### [Exercise details]
In the data below, which lines hold "amount"? Copy every one.

○ ○ ○

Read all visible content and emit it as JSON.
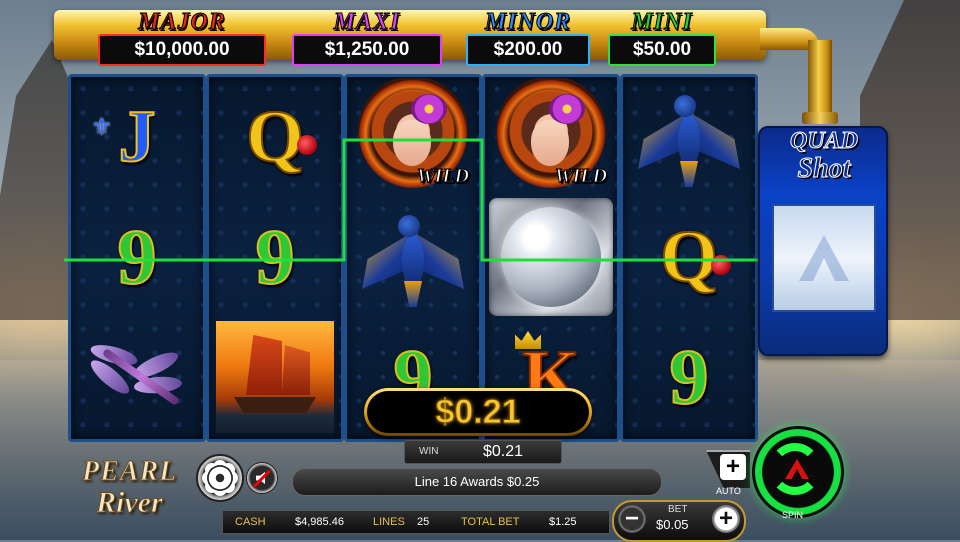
{
  "jackpots": [
    {
      "label": "MAJOR",
      "amount": "$10,000.00",
      "color": "#ff2b2b"
    },
    {
      "label": "MAXI",
      "amount": "$1,250.00",
      "color": "#e03cff"
    },
    {
      "label": "MINOR",
      "amount": "$200.00",
      "color": "#2db0ff"
    },
    {
      "label": "MINI",
      "amount": "$50.00",
      "color": "#2ee03f"
    }
  ],
  "reels": [
    [
      "J",
      "9",
      "dragonfly"
    ],
    [
      "Q",
      "9",
      "junk-ship"
    ],
    [
      "wild",
      "crane",
      "9"
    ],
    [
      "wild",
      "pearl",
      "K"
    ],
    [
      "crane",
      "Q",
      "9"
    ]
  ],
  "wild_label": "WILD",
  "quad_shot": {
    "line1": "QUAD",
    "line2": "Shot"
  },
  "logo": {
    "line1": "PEARL",
    "line2": "River"
  },
  "win_display": "$0.21",
  "win_bar": {
    "label": "WIN",
    "value": "$0.21"
  },
  "message": "Line 16 Awards $0.25",
  "stats": {
    "cash_label": "CASH",
    "cash_value": "$4,985.46",
    "lines_label": "LINES",
    "lines_value": "25",
    "total_bet_label": "TOTAL BET",
    "total_bet_value": "$1.25"
  },
  "bet": {
    "label": "BET",
    "value": "$0.05",
    "minus": "−",
    "plus": "+"
  },
  "auto": {
    "plus": "+",
    "label": "AUTO"
  },
  "spin_label": "SPIN",
  "colors": {
    "payline": "#1ee03a",
    "reel_border": "#1b4f8e",
    "gold": "#f3bb28"
  }
}
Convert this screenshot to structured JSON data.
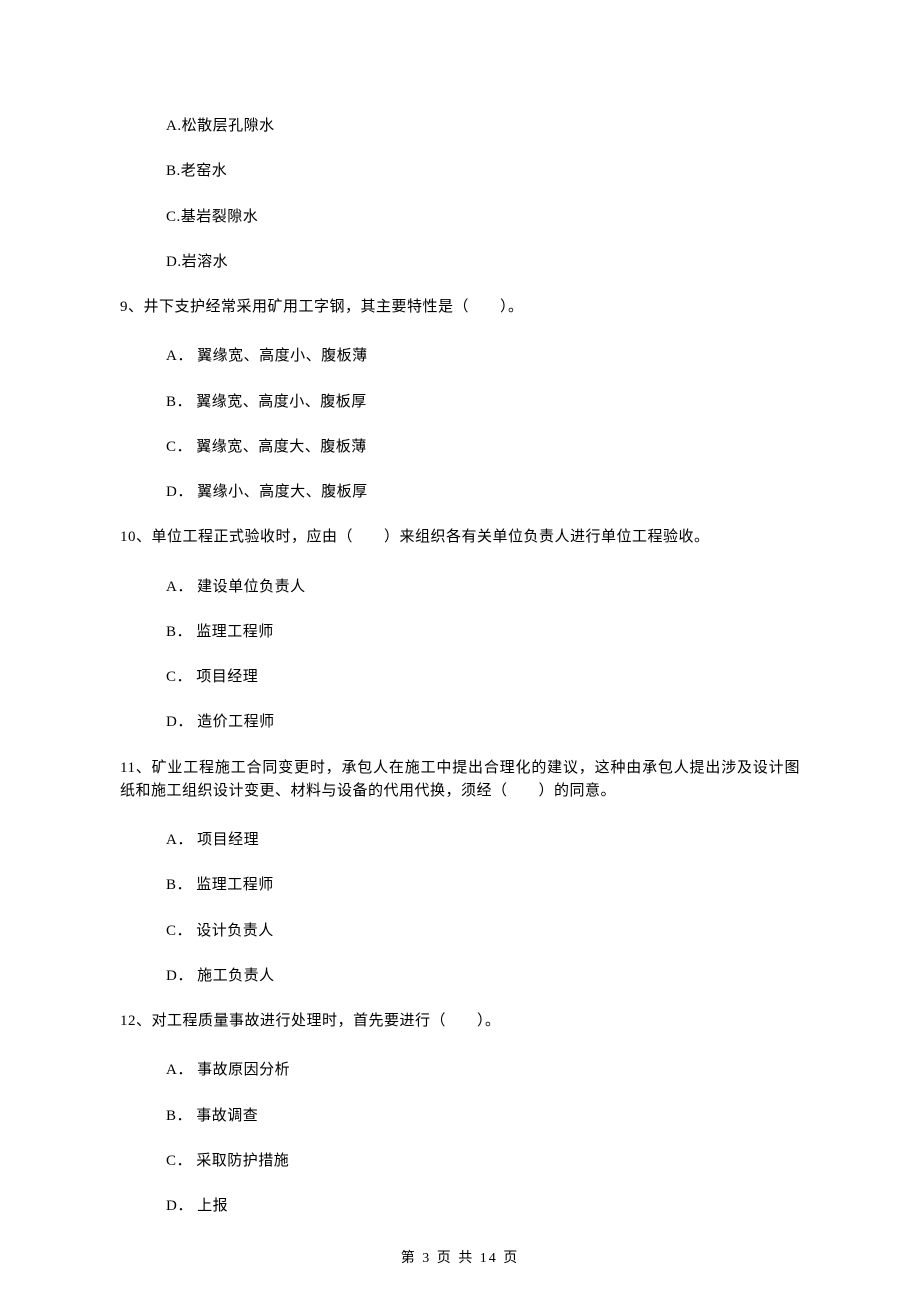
{
  "q8": {
    "options": {
      "A": "A.松散层孔隙水",
      "B": "B.老窑水",
      "C": "C.基岩裂隙水",
      "D": "D.岩溶水"
    }
  },
  "q9": {
    "stem": "9、井下支护经常采用矿用工字钢，其主要特性是（　　）。",
    "options": {
      "A": "A． 翼缘宽、高度小、腹板薄",
      "B": "B． 翼缘宽、高度小、腹板厚",
      "C": "C． 翼缘宽、高度大、腹板薄",
      "D": "D． 翼缘小、高度大、腹板厚"
    }
  },
  "q10": {
    "stem": "10、单位工程正式验收时，应由（　　）来组织各有关单位负责人进行单位工程验收。",
    "options": {
      "A": "A． 建设单位负责人",
      "B": "B． 监理工程师",
      "C": "C． 项目经理",
      "D": "D． 造价工程师"
    }
  },
  "q11": {
    "stem": "11、矿业工程施工合同变更时，承包人在施工中提出合理化的建议，这种由承包人提出涉及设计图纸和施工组织设计变更、材料与设备的代用代换，须经（　　）的同意。",
    "options": {
      "A": "A． 项目经理",
      "B": "B． 监理工程师",
      "C": "C． 设计负责人",
      "D": "D． 施工负责人"
    }
  },
  "q12": {
    "stem": "12、对工程质量事故进行处理时，首先要进行（　　）。",
    "options": {
      "A": "A． 事故原因分析",
      "B": "B． 事故调查",
      "C": "C． 采取防护措施",
      "D": "D． 上报"
    }
  },
  "footer": "第 3 页 共 14 页"
}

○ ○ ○

### [Exercise response]
      "amount": "$10,000.00",
      "amount": "$1,250.00",
      "amount": "$200.00",
      "amount": "$50.00",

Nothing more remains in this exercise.